One facet of the Christmas holiday season, alongside the usual festive activities and the following post-festive let-down, is travel. Like lemmings, we all rush around the country (or in some cases, out of it) as if driven to undertake some seasonal human mass migration.
Most travel to visit family, of course, although many find some way to avoid the apocryphal trials of family Christmases by doing the complete opposite, getting as far away as possible, usually with the excuse of seeking some precious winter sun.

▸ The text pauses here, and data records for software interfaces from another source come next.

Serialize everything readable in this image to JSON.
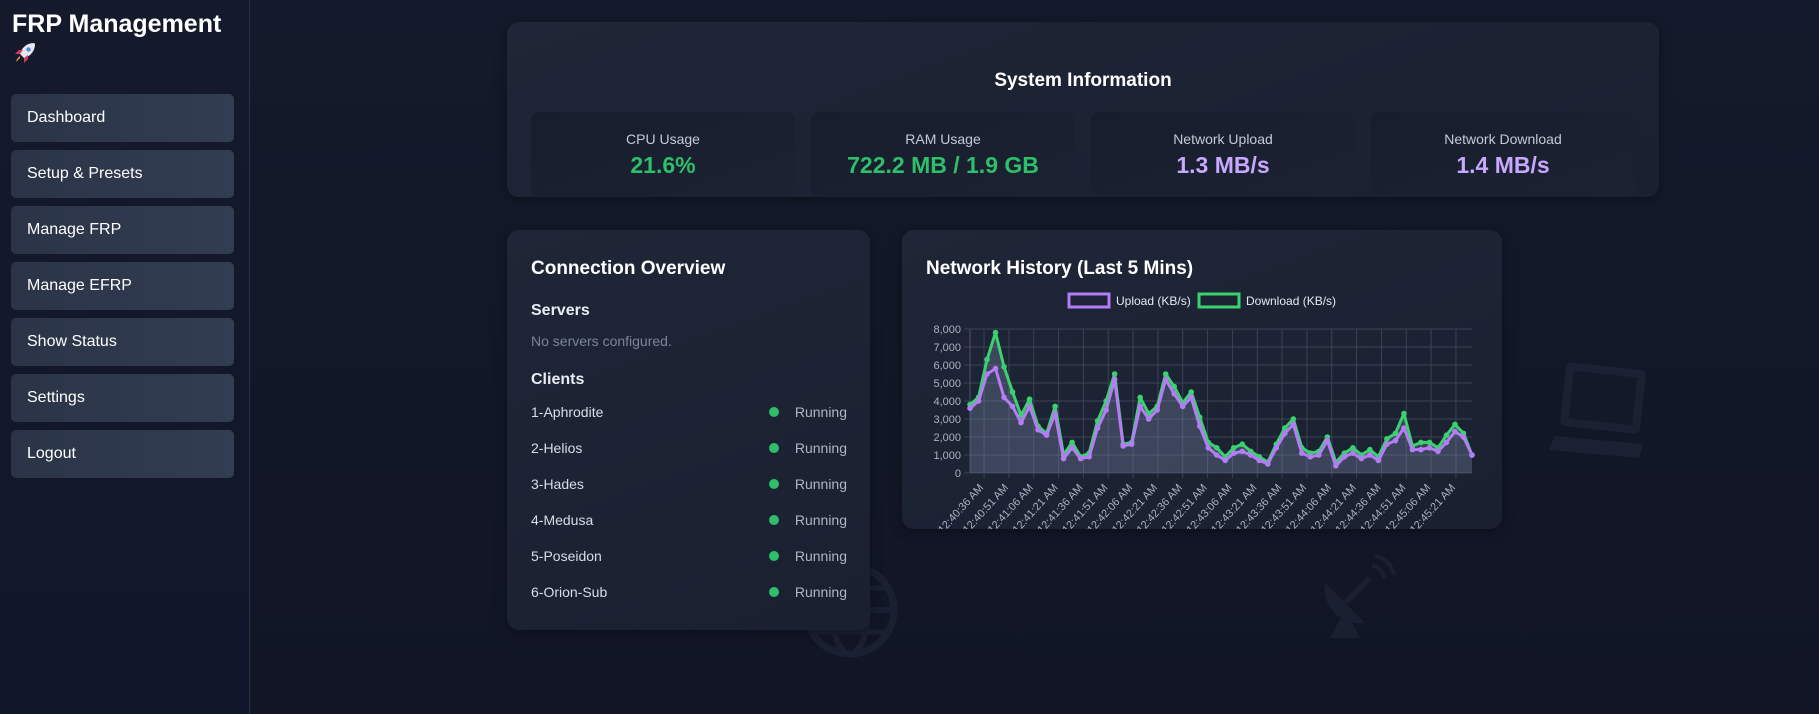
{
  "sidebar": {
    "brand": "FRP Management",
    "brand_icon": "rocket-icon",
    "items": [
      {
        "label": "Dashboard"
      },
      {
        "label": "Setup & Presets"
      },
      {
        "label": "Manage FRP"
      },
      {
        "label": "Manage EFRP"
      },
      {
        "label": "Show Status"
      },
      {
        "label": "Settings"
      },
      {
        "label": "Logout"
      }
    ]
  },
  "system": {
    "title": "System Information",
    "stats": [
      {
        "label": "CPU Usage",
        "value": "21.6%",
        "color": "#2fbf6a"
      },
      {
        "label": "RAM Usage",
        "value": "722.2 MB / 1.9 GB",
        "color": "#2fbf6a"
      },
      {
        "label": "Network Upload",
        "value": "1.3 MB/s",
        "color": "#c8a8ff"
      },
      {
        "label": "Network Download",
        "value": "1.4 MB/s",
        "color": "#c8a8ff"
      }
    ]
  },
  "connections": {
    "title": "Connection Overview",
    "servers_heading": "Servers",
    "servers_empty": "No servers configured.",
    "clients_heading": "Clients",
    "clients": [
      {
        "name": "1-Aphrodite",
        "status": "Running"
      },
      {
        "name": "2-Helios",
        "status": "Running"
      },
      {
        "name": "3-Hades",
        "status": "Running"
      },
      {
        "name": "4-Medusa",
        "status": "Running"
      },
      {
        "name": "5-Poseidon",
        "status": "Running"
      },
      {
        "name": "6-Orion-Sub",
        "status": "Running"
      }
    ]
  },
  "network": {
    "title": "Network History (Last 5 Mins)"
  },
  "chart_data": {
    "type": "line",
    "title": "Network History (Last 5 Mins)",
    "ylim": [
      0,
      8000
    ],
    "yticks": [
      "8,000",
      "7,000",
      "6,000",
      "5,000",
      "4,000",
      "3,000",
      "2,000",
      "1,000",
      "0"
    ],
    "grid": true,
    "legend_placement": "top-center",
    "x_tick_labels": [
      "12:40:36 AM",
      "12:40:51 AM",
      "12:41:06 AM",
      "12:41:21 AM",
      "12:41:36 AM",
      "12:41:51 AM",
      "12:42:06 AM",
      "12:42:21 AM",
      "12:42:36 AM",
      "12:42:51 AM",
      "12:43:06 AM",
      "12:43:21 AM",
      "12:43:36 AM",
      "12:43:51 AM",
      "12:44:06 AM",
      "12:44:21 AM",
      "12:44:36 AM",
      "12:44:51 AM",
      "12:45:06 AM",
      "12:45:21 AM"
    ],
    "series": [
      {
        "name": "Upload (KB/s)",
        "color": "#b47cf5",
        "values": [
          3600,
          4000,
          5500,
          5800,
          4200,
          3700,
          2800,
          3700,
          2400,
          2100,
          3300,
          800,
          1400,
          800,
          900,
          2500,
          3500,
          5200,
          1500,
          1600,
          3700,
          3000,
          3500,
          5200,
          4400,
          3700,
          4200,
          2600,
          1400,
          1000,
          700,
          1100,
          1200,
          1000,
          700,
          500,
          1400,
          2200,
          2700,
          1100,
          900,
          1000,
          1800,
          400,
          900,
          1100,
          800,
          1000,
          700,
          1600,
          1800,
          2500,
          1300,
          1300,
          1400,
          1200,
          1700,
          2300,
          2000,
          1000
        ]
      },
      {
        "name": "Download (KB/s)",
        "color": "#3bd16f",
        "values": [
          3800,
          4200,
          6300,
          7800,
          5900,
          4500,
          3200,
          4100,
          2600,
          2200,
          3700,
          1000,
          1700,
          900,
          1100,
          2900,
          4000,
          5500,
          1600,
          1700,
          4200,
          3300,
          3700,
          5500,
          4800,
          3900,
          4500,
          3100,
          1700,
          1400,
          900,
          1400,
          1600,
          1200,
          900,
          600,
          1600,
          2500,
          3000,
          1400,
          1100,
          1200,
          2000,
          600,
          1100,
          1400,
          1000,
          1300,
          900,
          1900,
          2200,
          3300,
          1500,
          1700,
          1700,
          1400,
          2100,
          2700,
          2200,
          1000
        ]
      }
    ]
  }
}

But whatever the reason and destination, the common feature is travel chaos. It simply doesn’t make sense to put such huge pressure on airports, railway stations and motorways at the time of year most likely to bring bad weather. Whether it’s security queues at airports, diversions for engineering works on the railways, or motorway service stations cram-packed with fraught humanity, it’s usually hell. (Thinking about it, why do other people’s children reserve their tantrums for public places? Why not get it over with in the car beforehand?)

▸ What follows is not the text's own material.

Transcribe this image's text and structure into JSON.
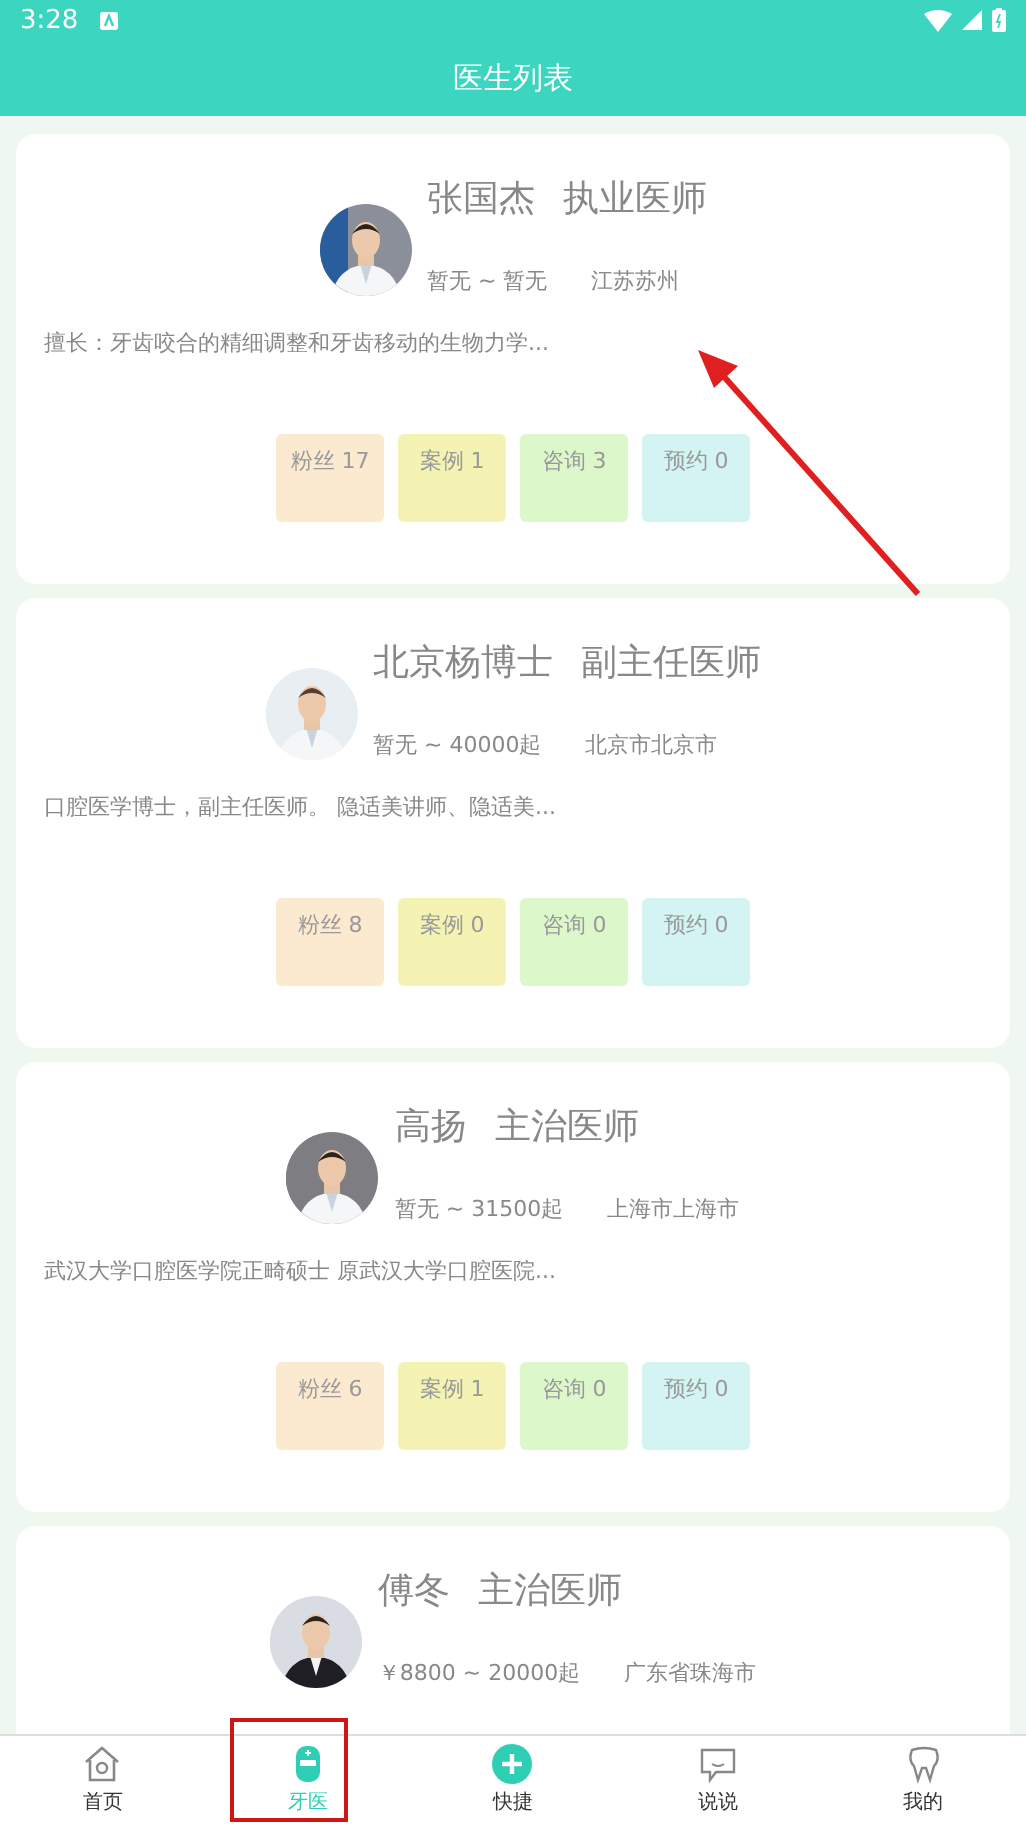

Last year, my other half and I were treated to the full force of the fickle British weather when we got stuck in fog at Gatwick Airport, two days before Christmas. Problems had been predicted, but heck, we're optimists. And indeed, we thought all was well as we checked in and waited, watching other flights being called and their passengers happily going on their way. (Or at least, as happy as it gets, snaking through Gatwick’s security queues).
No such luck. The delay got longer, and longer, and longer – until they finally put us out of our misery and confessed that our flight was going nowhere that day, or any other. "Please go to the service desk to arrange an alternative flight". Ha! Cue a massive scrum, with hand luggage, arms and legs flaying everywhere. Cue frayed tempers as the Italians queue-jump. (Or perhaps they just played their Joker, Jeux Sans Frontieres-style?).

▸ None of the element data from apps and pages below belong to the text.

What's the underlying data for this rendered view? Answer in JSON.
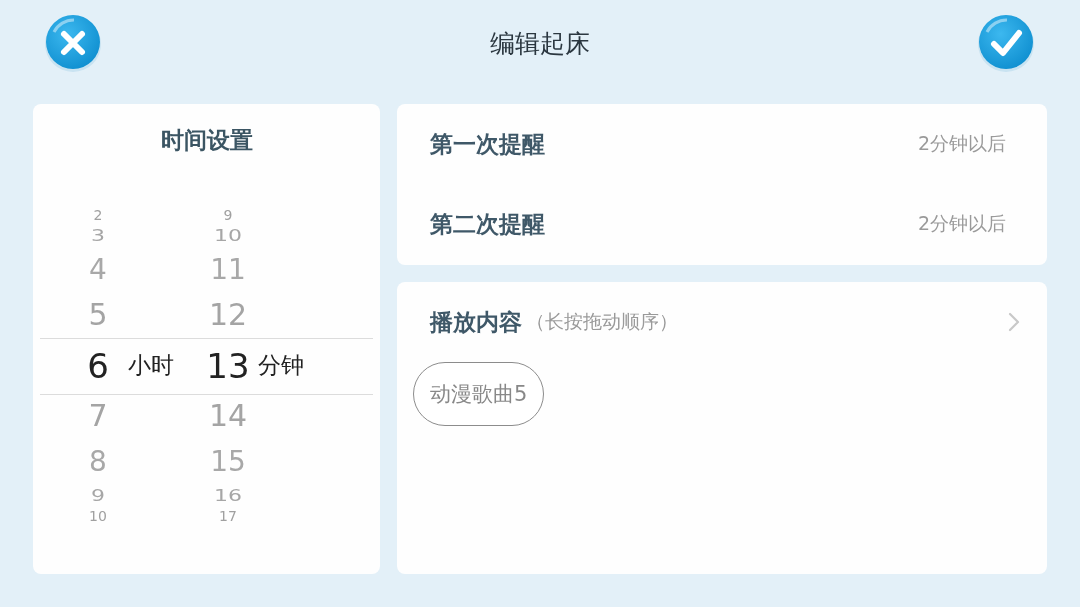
{
  "header": {
    "title": "编辑起床"
  },
  "time_settings": {
    "title": "时间设置",
    "columns": [
      {
        "unit": "小时",
        "items": [
          {
            "label": "2",
            "selected": false
          },
          {
            "label": "3",
            "selected": false
          },
          {
            "label": "4",
            "selected": false
          },
          {
            "label": "5",
            "selected": false
          },
          {
            "label": "6",
            "selected": true
          },
          {
            "label": "7",
            "selected": false
          },
          {
            "label": "8",
            "selected": false
          },
          {
            "label": "9",
            "selected": false
          },
          {
            "label": "10",
            "selected": false
          }
        ]
      },
      {
        "unit": "分钟",
        "items": [
          {
            "label": "9",
            "selected": false
          },
          {
            "label": "10",
            "selected": false
          },
          {
            "label": "11",
            "selected": false
          },
          {
            "label": "12",
            "selected": false
          },
          {
            "label": "13",
            "selected": true
          },
          {
            "label": "14",
            "selected": false
          },
          {
            "label": "15",
            "selected": false
          },
          {
            "label": "16",
            "selected": false
          },
          {
            "label": "17",
            "selected": false
          }
        ]
      }
    ]
  },
  "reminders": [
    {
      "label": "第一次提醒",
      "value": "2分钟以后"
    },
    {
      "label": "第二次提醒",
      "value": "2分钟以后"
    }
  ],
  "playlist": {
    "title": "播放内容",
    "hint": "（长按拖动顺序）",
    "items": [
      "动漫歌曲5"
    ]
  }
}
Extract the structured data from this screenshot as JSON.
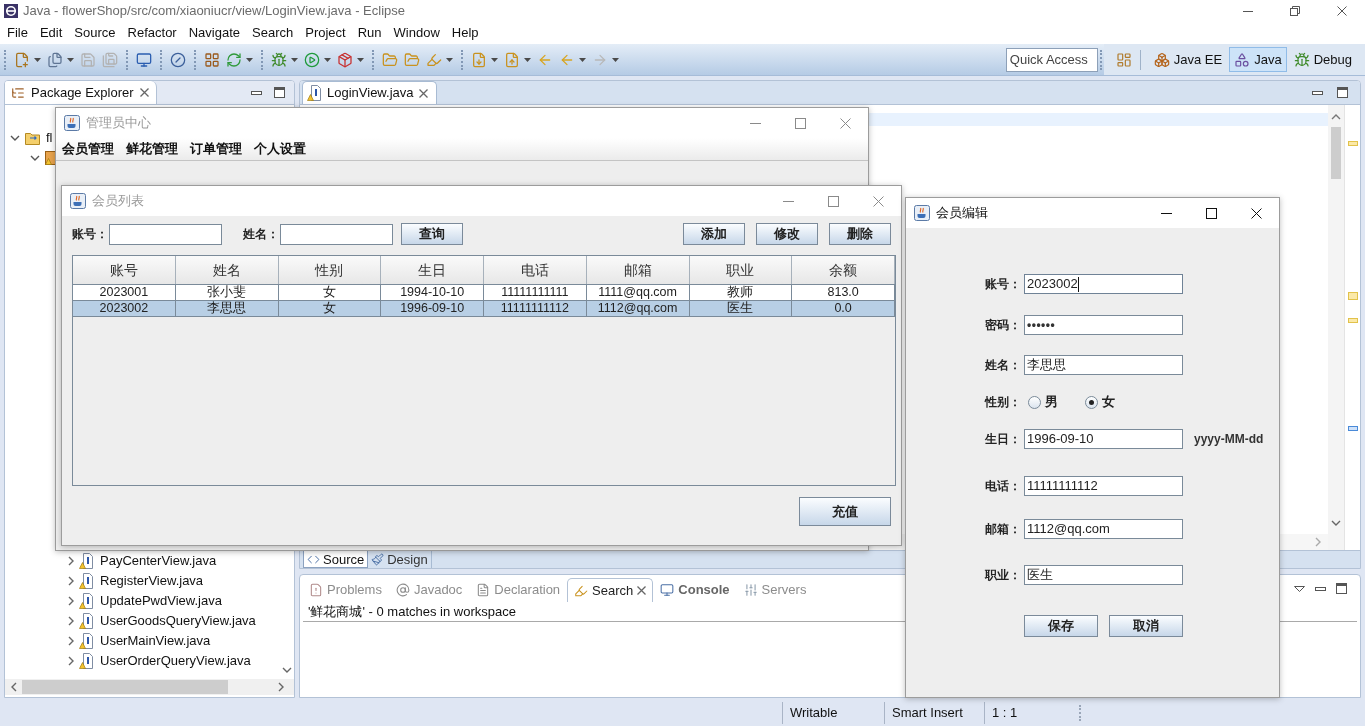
{
  "eclipse": {
    "title": "Java - flowerShop/src/com/xiaoniucr/view/LoginView.java - Eclipse",
    "menu": [
      "File",
      "Edit",
      "Source",
      "Refactor",
      "Navigate",
      "Search",
      "Project",
      "Run",
      "Window",
      "Help"
    ],
    "quick_access": {
      "placeholder": "Quick Access"
    },
    "perspectives": [
      {
        "label": "Java EE",
        "selected": false
      },
      {
        "label": "Java",
        "selected": true
      },
      {
        "label": "Debug",
        "selected": false
      }
    ],
    "package_explorer": {
      "title": "Package Explorer",
      "tree": [
        {
          "label": "fl",
          "expanded": true,
          "children": [
            {
              "expanded": true
            }
          ]
        }
      ],
      "items": [
        {
          "label": "PayCenterView.java",
          "expanded": false
        },
        {
          "label": "RegisterView.java",
          "expanded": false
        },
        {
          "label": "UpdatePwdView.java",
          "expanded": false
        },
        {
          "label": "UserGoodsQueryView.java",
          "expanded": false
        },
        {
          "label": "UserMainView.java",
          "expanded": false
        },
        {
          "label": "UserOrderQueryView.java",
          "expanded": false
        }
      ]
    },
    "editor": {
      "tabs": [
        {
          "label": "LoginView.java",
          "selected": true
        }
      ],
      "mode_tabs": [
        {
          "label": "Source",
          "selected": true
        },
        {
          "label": "Design",
          "selected": false
        }
      ]
    },
    "bottom_panel": {
      "tabs": [
        {
          "label": "Problems",
          "selected": false,
          "updated": false
        },
        {
          "label": "Javadoc",
          "selected": false,
          "updated": false
        },
        {
          "label": "Declaration",
          "selected": false,
          "updated": false
        },
        {
          "label": "Search",
          "selected": true,
          "updated": false
        },
        {
          "label": "Console",
          "selected": false,
          "updated": true
        },
        {
          "label": "Servers",
          "selected": false,
          "updated": false
        }
      ],
      "search_result": "'鲜花商城' - 0 matches in workspace"
    },
    "status_bar": [
      "Writable",
      "Smart Insert",
      "1 : 1"
    ]
  },
  "windows": [
    {
      "kind": "menu_frame",
      "title": "管理员中心",
      "active": false,
      "menu": [
        "会员管理",
        "鲜花管理",
        "订单管理",
        "个人设置"
      ]
    },
    {
      "kind": "member_list",
      "title": "会员列表",
      "active": false,
      "search": [
        {
          "label": "账号："
        },
        {
          "label": "姓名："
        }
      ],
      "search_button": "查询",
      "actions": [
        "添加",
        "修改",
        "删除"
      ],
      "table": {
        "columns": [
          "账号",
          "姓名",
          "性别",
          "生日",
          "电话",
          "邮箱",
          "职业",
          "余额"
        ],
        "rows": [
          {
            "cells": [
              "2023001",
              "张小斐",
              "女",
              "1994-10-10",
              "11111111111",
              "1111@qq.com",
              "教师",
              "813.0"
            ],
            "selected": false
          },
          {
            "cells": [
              "2023002",
              "李思思",
              "女",
              "1996-09-10",
              "11111111112",
              "1112@qq.com",
              "医生",
              "0.0"
            ],
            "selected": true
          }
        ]
      },
      "footer_button": "充值"
    },
    {
      "kind": "member_edit",
      "title": "会员编辑",
      "active": true,
      "fields": [
        {
          "kind": "text",
          "label": "账号：",
          "value": "2023002",
          "focused": true
        },
        {
          "kind": "password",
          "label": "密码：",
          "value": "••••••",
          "focused": false
        },
        {
          "kind": "text",
          "label": "姓名：",
          "value": "李思思",
          "focused": false
        },
        {
          "kind": "radio",
          "label": "性别：",
          "options": [
            {
              "label": "男",
              "selected": false
            },
            {
              "label": "女",
              "selected": true
            }
          ]
        },
        {
          "kind": "text",
          "label": "生日：",
          "value": "1996-09-10",
          "hint": "yyyy-MM-dd",
          "focused": false
        },
        {
          "kind": "text",
          "label": "电话：",
          "value": "11111111112",
          "focused": false
        },
        {
          "kind": "text",
          "label": "邮箱：",
          "value": "1112@qq.com",
          "focused": false
        },
        {
          "kind": "text",
          "label": "职业：",
          "value": "医生",
          "focused": false
        }
      ],
      "buttons": [
        "保存",
        "取消"
      ]
    }
  ]
}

We, of course, ended up at the back of the queue, exchanging heated words as to whose fault it was that we didn’t bag a better position. But at last, it was out turn, to be told that Gatwick was no longer an option, but would we mind Luton Airport, to-morrow afternoon?
While we deliberated, we were offered some food vouchers as a palliative. This, at least, worked: the thought of a pint of real ale in the Wetherspoons bar and some grub did their trick. (Theakstons has a wonderful way of curing all sorts of ills.) We actually made an evening of it, before going back home with our luggage...
And so to
And the moral is? Thank you,